The Stalking of the Christmas Tree

We've made it a tradition in our house, going back to when we were first married, to go out to a Christmas tree farm each year and cut down our tree. Yes, it's way more work than popping a fake tree out of a box but we love doing it. It's like a treasure hunt with no map: You know exactly what the treasure looks like but you have no idea where to find it. Given that we live in sprawling suburbia, we often drove a pretty good distance to a suitable tree farm. The return trip was always fun — us doing our Griswald family impression, blasting down the interstate with the tree strapped to the roof of the car, praying that it wouldn't blow off and kill somebody. But a few years ago we found a tree farm very near home. It's one of those places, one of those "I can't believe this hasn't been bulldozed and turned into a subdivision" places, tucked away in the next suburb over. And it's, ummm, rustic.

This is not a tree farm with rows of perfectly pruned and spray painted trees lined up like six foot tall green dominos. This is a "Here's your saw; here's your cart; good luck" kind of place: Lots of acreage, paths that meander all over said acreage, and a wild mix of trees. Wild as in "haphazardly placed by Mother Nature." Wild as in "forget pruning and shaping; these babies are all natural."

Some years, it's taken a lot of wandering and hiking, and some desperation, to find a tree. As we're not of the "Let's put the tree up right away — like on Halloween!" ilk, we tend to wait well into the season before venturing out for the yearly hunt. This year, we were actually kind of early (for us).

And so these are some pictures from this past weekend's hunt in which we ended up with not one but two trees: one not terribly tall, but tall enough, and the other fat and downright short for a spot upstairs.

Photo geek info: It was a bleak, gray day and the colors were very flat so I decided to try out Nik Software's Silver Efex Pro plugin to convert everything to black and white. Summary of the experience: the software works well, is very flexible, and generates some really nice tones. The only downside is that there's no way to batch images in Lightroom. You can do it with the "costs twice as much" Photoshop version but not with the Lightroom version.

 

The End of Fall

Though it's technically not correct, I always view Fall as beginning on Labor Day (the first Monday of September) and ending today, Thanksgiving (the fourth Thursday in November). For those outside the U.S., Thanksgiving is a national holiday in which we're supposed to give thanks for everything that's good in our lives. In practical terms, it's when families get together and, by tradition, eat more in a single meal than a normal person needs in three days.
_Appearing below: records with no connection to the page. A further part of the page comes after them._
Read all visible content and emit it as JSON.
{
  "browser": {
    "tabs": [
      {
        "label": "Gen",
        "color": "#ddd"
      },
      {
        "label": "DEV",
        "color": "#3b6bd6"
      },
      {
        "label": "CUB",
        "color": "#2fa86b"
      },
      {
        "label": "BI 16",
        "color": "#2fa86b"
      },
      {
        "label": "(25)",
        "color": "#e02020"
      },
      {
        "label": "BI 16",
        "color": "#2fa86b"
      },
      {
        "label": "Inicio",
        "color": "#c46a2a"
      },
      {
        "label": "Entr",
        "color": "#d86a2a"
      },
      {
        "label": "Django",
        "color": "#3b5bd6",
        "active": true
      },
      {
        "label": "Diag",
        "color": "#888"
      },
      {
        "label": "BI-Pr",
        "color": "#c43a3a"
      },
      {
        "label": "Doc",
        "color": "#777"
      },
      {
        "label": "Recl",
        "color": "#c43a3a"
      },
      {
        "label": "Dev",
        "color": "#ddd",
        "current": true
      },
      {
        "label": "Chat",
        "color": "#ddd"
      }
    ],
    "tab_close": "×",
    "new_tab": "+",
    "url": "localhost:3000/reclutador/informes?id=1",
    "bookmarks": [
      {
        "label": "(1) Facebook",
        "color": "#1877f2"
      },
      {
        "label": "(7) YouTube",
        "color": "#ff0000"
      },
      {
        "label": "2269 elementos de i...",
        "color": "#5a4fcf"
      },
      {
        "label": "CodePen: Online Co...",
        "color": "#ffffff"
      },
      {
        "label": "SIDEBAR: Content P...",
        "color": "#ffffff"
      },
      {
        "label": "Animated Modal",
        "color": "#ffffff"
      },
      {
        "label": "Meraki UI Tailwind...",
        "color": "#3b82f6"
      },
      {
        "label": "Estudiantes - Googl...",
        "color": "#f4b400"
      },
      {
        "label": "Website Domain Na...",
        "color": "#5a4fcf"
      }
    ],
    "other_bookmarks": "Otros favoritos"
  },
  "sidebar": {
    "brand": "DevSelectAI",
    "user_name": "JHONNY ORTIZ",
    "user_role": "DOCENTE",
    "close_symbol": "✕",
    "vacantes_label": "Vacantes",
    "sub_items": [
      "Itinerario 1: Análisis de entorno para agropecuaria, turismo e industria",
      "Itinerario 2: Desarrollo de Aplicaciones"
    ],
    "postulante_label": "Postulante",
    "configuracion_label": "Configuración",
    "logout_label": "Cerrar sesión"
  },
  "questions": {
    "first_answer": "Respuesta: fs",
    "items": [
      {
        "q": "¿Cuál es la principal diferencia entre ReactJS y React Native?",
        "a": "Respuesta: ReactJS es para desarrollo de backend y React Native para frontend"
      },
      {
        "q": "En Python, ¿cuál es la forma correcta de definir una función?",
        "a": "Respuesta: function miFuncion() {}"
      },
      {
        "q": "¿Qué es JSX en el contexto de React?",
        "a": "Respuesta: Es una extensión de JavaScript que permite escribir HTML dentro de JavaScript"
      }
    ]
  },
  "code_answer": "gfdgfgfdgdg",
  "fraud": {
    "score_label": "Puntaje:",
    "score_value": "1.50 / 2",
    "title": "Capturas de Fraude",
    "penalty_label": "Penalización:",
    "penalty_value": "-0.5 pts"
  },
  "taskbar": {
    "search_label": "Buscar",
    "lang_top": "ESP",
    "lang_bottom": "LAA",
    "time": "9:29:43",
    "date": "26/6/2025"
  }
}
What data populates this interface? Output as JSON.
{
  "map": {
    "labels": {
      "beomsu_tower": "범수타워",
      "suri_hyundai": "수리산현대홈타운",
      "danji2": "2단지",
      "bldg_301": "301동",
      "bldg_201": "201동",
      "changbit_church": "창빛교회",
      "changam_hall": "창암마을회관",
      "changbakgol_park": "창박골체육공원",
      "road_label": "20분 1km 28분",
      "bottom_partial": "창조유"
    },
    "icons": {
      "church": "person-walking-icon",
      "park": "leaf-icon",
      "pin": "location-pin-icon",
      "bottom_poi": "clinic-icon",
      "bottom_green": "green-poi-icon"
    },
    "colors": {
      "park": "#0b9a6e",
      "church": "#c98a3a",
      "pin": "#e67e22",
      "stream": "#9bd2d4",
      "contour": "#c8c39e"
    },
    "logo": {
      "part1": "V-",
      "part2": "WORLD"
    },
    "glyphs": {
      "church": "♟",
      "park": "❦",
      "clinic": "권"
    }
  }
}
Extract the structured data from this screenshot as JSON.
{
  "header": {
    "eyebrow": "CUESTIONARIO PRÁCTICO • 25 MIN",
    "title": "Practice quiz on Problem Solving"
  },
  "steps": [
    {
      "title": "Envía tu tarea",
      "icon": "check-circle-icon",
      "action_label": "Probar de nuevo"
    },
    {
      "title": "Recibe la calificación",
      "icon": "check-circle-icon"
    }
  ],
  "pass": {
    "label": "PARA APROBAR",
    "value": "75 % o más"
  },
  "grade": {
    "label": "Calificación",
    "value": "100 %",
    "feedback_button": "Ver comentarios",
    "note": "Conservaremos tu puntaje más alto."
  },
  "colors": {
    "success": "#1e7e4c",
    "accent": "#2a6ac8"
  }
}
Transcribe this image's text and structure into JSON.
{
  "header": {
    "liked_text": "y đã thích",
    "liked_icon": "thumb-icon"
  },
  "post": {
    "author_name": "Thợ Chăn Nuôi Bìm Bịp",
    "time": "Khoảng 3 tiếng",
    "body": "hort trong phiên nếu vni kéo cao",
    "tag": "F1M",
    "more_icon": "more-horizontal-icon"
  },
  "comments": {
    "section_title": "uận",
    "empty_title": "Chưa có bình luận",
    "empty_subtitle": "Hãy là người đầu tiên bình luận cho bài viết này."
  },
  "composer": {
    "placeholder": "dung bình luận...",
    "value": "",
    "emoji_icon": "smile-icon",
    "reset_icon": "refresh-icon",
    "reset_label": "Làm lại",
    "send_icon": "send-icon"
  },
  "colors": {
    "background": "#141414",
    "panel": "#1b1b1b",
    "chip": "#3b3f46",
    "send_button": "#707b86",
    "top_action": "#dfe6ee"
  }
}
Thanksgiving = "Eat too much; watch football." To celebrate the end of the season, I thought I'd post these from the beginning of the season when we drove into southern Illinois to pick apples. I can't remember how many pounds of apples we came out with but even with their "buy one lb., get another lb. free" pricing that weekend we still spent $40. But it's a lot of fun and we try to go every year.

Shot on a Lumix LX5, processed with VSCO in Lightroom 4.

Walking with the Dead

After wandering around the French Quarter for a while (see previous post) and having breakfast at the Stanley, we headed to the nearest cemetery, St. Louis Cemetery No. 1, to see the above-ground tombs up close. This cemetery opened in 1789, making it one of the older ones in New Orleans. It's just slightly beyond the boundaries of the French Quarter (just barely) and sits next to the Iberville housing project (which was built on the site of the old Storyville district.)

We were lucky: we had beautiful weather – sunny and cool. But you can use your imagination and think about what this place is like on a dark stormy night. <shudder>

New Orleans

I've always thought that the nicest time to spend in the French Quarter is a weekday morning. The craziness of the night is (mostly) gone, there are far fewer tourists or people in general on the streets, and the morning sun highlights the area in a way that you don't see later in the day. Mornings make the Quarter feel like a real neighborhood with a history that you can almost taste. I was in New Orleans for a job a couple weeks ago, over a weekend. My flight on Monday wasn't until the afternoon so I was able to spend the morning just wandering about.

Starbucks Ghosttown

I stopped by a Starbucks tonight to get a little work done while waiting to pick my son up from a concert and it was unlike any Starbucks that I normally frequent it was empty! It was kind of nice. And it didn't last long.